  • You never, ever, ever have to eat anything you don’t want to eat. You’re all big boys and girls. Toughen up. Learn to say no, or make your mom proud and say, “No, thank you.” Learn to stick up for yourself. Just because it’s your sister’s birthday, or your best friend’s wedding, or your company picnic does not mean you have to eat anything. It’s always a choice, and we would hope that you stopped succumbing to peer pressure in 7th grade.

  • This does require effort. Grocery shopping, meal planning, dining out, explaining the program to friends and family, and dealing with stress will all prove challenging at some point during your program. We’ve given you a huge number of tools, advice, and resources, but take responsibility for your own plan. Improved health, fitness, and quality of life doesn’t happen automatically just because you’re now taking a pass on bread.

  • You can do this. You’ve come too far to back out now. You want to do this. You need to do this. And we know that you CAN do this. So stop thinking about it, and start doing. Right now, this very minute, tell someone that you are starting the Whole30.

The tough love part is key. And my favourite thing: we are adults and we have complete control over what we put in our mouths. If you make a "slip" it wasn't an accident it was a choice. Its empowering knowing we have total control over the whole thing.


I don't think I could plan all my meals out in advance. What if I don't feel like eating what I planned when that day comes up? Well this one is easy, taking the guess work out of meals and guaranteeing I had the right ingredients in my fridge took a ton of pressure off. If you really don't feel like the meal you planned, make something else AND that meal anyways. Leftovers and planning leftovers are so important.

What cookbooks do you use? I totally recommend the Whole30 original book and the Whole30 Fast & Easy. The recipes contain simple ingredients that you can actually find, and can be made quickly. Plus they are delicious. Some other recommendations are the Against All Grain books. They are currently on my wish list BUT I adore her blog and the recipes she has there as well.

What do you think about the program, and how do you feel? I always tell people the honest truth - I LOVE THIS PROGRAM. I will 100% recommend it to anyone who asks, including clients. I have more energy, sleeping better, and feel totally in control of my food choices. Also - it's delicious and keeps me on a schedule that feels doable and balanced. I'm having a ton of fun experimenting and trying new recipes in the kitchen.
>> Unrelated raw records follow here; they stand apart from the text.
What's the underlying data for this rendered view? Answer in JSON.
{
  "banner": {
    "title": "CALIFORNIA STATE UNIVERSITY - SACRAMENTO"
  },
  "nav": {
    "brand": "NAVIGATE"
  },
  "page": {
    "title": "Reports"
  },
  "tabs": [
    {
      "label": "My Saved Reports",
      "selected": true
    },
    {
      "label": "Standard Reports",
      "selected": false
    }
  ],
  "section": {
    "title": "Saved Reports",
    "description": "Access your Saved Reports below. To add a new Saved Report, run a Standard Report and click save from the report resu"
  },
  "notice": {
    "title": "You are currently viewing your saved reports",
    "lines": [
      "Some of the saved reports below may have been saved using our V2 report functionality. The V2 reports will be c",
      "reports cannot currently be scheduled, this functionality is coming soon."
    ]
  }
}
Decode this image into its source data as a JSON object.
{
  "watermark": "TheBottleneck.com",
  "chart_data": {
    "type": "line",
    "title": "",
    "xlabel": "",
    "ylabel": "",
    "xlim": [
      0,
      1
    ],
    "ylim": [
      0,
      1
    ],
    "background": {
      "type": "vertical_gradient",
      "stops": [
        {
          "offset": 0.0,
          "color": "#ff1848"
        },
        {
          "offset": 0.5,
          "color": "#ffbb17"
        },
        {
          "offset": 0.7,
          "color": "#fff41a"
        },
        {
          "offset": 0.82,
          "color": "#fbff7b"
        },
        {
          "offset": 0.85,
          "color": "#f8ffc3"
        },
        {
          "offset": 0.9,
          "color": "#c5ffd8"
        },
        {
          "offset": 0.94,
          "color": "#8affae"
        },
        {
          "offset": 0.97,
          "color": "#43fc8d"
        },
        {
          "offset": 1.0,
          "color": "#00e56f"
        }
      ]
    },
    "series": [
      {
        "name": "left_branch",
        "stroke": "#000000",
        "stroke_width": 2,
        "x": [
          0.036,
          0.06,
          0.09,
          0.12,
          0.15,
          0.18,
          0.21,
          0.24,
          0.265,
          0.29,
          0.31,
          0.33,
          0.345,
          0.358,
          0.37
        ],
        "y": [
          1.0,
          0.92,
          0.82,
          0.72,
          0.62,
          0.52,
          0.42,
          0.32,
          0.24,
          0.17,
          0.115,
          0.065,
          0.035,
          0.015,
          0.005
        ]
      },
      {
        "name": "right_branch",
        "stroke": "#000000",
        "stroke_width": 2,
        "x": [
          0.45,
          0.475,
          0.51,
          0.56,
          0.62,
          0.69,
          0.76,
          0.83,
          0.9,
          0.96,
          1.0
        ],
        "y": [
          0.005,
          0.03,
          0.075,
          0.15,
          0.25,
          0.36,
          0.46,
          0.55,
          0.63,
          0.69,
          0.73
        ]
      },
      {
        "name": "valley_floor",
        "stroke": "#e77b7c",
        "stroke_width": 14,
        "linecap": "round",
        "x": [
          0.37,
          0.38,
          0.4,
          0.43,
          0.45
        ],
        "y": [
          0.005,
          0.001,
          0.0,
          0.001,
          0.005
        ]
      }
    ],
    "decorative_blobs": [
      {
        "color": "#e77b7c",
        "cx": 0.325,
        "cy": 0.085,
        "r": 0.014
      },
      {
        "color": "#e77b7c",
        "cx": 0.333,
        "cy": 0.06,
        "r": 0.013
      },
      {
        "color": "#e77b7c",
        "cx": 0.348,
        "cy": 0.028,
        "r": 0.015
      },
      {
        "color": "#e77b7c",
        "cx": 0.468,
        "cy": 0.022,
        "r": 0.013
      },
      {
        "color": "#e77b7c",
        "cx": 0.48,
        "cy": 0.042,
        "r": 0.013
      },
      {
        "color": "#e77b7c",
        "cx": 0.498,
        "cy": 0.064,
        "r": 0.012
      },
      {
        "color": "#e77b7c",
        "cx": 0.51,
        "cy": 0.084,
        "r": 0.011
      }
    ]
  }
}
Where do you buy your Rx Bars, Nutpods, etc? This one is easy. I love NaturaMarket for all my Canadian friends - it's free shipping over 49$ and they have a HUGE selection. You can even choose Whole30 in the values section and it will only show you products that are compliant. You can get a link on the home page of my website to check it out. If you live in the states, Thrive Market is a great option too. If you aren't looking for an online option I love Goodness Me, which is my local health food store. But Whole Foods is a great option too.

What books would you recommend? Aren't there 6 Whole30 books? Good question. Ultimately you do not need any of the books to be successful on a Whole30. The Whole30 website has it all included rules, recipes and tips. HOWEVER. I strongly suggest picking up the original Whole30 book, just because it has everything on paper for you. Its a great beginner guide to if you are just learning the basics of cooking (perfect for those of you who finger cook, and just order food). I also suggest It Starts with Food (the geek in me is loving it) if you are someone who needs the science before you will commit to something or making a change. Its loaded with research and information. The other book I recommend is the Whole30 Day by Day. Its a companion journal and it seriously is loaded with information, tips, what to expect and areas to write down your wins or NSV, what you ate, what went well, and gives you little challenges for extra credit. Its fantastic and I could honestly suggest just this book on its own if you could only pick one.